thunderstorms will remain near the Big Island, where a Flash Flood
Watch will be in effect. However, heavy showers and thunderstorms
will remain a threat for all islands tonight, with the threat
diminishing for Kauai on Saturday then Oahu Saturday night.
Building trade winds and increasing stability are expected on
Sunday. The GFS and ECMWF still differ on the evolution of the
mid- to upper-level trough, so there is some uncertainty. The GFS
continues to push the feature east of the state Sunday night,
which would lead to a stable trade wind flow with mainly windward
rainfall Sunday night. The ECMWF has been trending toward the GFS
solution, but it lags the weakening trough near the Big Island
for another day.
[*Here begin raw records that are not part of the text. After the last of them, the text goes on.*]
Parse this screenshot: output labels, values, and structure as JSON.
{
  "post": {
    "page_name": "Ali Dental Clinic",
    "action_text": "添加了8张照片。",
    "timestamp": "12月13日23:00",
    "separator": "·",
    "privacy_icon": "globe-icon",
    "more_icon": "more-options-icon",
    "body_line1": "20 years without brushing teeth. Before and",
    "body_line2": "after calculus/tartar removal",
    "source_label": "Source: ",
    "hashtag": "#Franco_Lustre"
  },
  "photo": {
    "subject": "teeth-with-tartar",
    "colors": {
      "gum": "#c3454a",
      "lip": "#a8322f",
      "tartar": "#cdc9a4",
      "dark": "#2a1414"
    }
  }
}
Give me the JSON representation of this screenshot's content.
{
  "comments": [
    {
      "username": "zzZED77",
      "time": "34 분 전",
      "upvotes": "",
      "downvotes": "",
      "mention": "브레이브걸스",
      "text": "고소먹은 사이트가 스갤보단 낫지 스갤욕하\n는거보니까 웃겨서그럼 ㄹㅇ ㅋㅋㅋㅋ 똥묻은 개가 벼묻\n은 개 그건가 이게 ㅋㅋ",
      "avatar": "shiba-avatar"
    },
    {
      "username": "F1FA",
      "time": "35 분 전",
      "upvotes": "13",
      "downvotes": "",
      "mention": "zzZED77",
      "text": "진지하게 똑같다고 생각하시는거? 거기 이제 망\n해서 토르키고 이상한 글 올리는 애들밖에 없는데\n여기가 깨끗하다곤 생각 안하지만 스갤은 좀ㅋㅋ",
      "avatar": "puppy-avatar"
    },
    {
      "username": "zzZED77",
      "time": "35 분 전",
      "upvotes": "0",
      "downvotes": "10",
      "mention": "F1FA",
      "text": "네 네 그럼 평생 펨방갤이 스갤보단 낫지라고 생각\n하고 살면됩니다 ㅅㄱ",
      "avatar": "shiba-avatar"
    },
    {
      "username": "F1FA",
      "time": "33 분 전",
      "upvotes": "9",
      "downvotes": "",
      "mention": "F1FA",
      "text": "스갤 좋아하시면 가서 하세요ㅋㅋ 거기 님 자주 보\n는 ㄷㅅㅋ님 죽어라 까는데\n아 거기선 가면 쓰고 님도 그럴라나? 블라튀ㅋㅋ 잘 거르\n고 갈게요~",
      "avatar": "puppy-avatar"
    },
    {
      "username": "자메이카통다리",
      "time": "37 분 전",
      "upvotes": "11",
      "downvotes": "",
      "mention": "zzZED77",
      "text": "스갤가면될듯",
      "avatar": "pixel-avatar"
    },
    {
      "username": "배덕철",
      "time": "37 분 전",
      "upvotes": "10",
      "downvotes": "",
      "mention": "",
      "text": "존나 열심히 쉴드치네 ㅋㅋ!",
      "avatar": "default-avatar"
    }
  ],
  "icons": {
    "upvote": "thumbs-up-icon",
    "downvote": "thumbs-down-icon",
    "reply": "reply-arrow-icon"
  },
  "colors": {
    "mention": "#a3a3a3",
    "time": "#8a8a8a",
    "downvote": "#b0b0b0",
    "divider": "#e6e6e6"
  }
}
The forecast favors the GFS, with the limited
thunderstorm threat on the Big Island ending on Sunday evening
and a typical trade wind flow expected late.
Moderate to breezy trade winds will likely settle over the
islands on Monday and Tuesday. The next feature of interest is an
area of disturbed weather in the tropics, currently located about
1,000 miles southeast of the Big Island. This feature could brush
the state with enhanced rainfall sometime Tuesday through
Thursday, with higher chances of rainfall to the south.
Expect relatively light winds into the overnight hours. Winds
will be light enough for daytime sea breezes/night land breezes.
There will be isolated MVFR conditions in windward and mauka areas
this afternoon and evening. The windward mauka MVFR conditions
will be more likely through the day Saturday with heavier showers
and possible thunderstorms with the upper level trough dragging
slowly over the island chain. The Big Island will have the most
rain with possible thunderstorms creating widespread MVFR
No AIRMETs are currently in effect. Mountain obscurations are
more likely Saturday into Sunday, especially for the Big Island.
A significant, long period south swell will build tonight and
maintain into early next week. A High Surf Advisory is now in
effect for all south facing shores. Surf heights will build to
advisory levels during the overnight hours. Peak surf heights with
this long-lived swell could approach the south shore High Surf
Warning threshold (15 feet) over the weekend, and buoy
observations will be monitored to fine tune the forecast. Near
shore buoys exposed to the south swell show the longer period
wave energy increasing.
Elsewhere, surf heights will remain below advisory levels for at
least the next several days, A moderate short period north northwest
swell is expected gradually drip through Saturday. See the Oahu
Surf Discussion (SRDHFO) updated today for additional details.
Light to locally moderate trade winds are expected through tonight,
with a gradual increase in northeast trades Saturday as high
pressure builds northwest of the islands. Winds should remain
below Small Craft Advisory (SCA) speeds through Sunday, with
moderate to locally fresh trade winds potentially requiring a SCA
for the windier zones early to mid next week. Uncertainty with
this portion of the forecast is due to forecast models increasing
the low-level pressure gradient as a tropical disturbance passes
south of the islands.
A persistent upper-level trough over the area will develop a cut-
off low this weekend, maintaining unstable conditions that will
bring the threat of locally heavy showers and/or thunderstorms,
especially over Big Island waters.
High Surf Advisory from 6 PM this evening through Monday afternoon
south facing shores of all islands.
Flash Flood Watch through Saturday afternoon for Big Island.
Bulletins, Forecasts and Observations are courtesy of Honolulu National Weather Service Forecast Office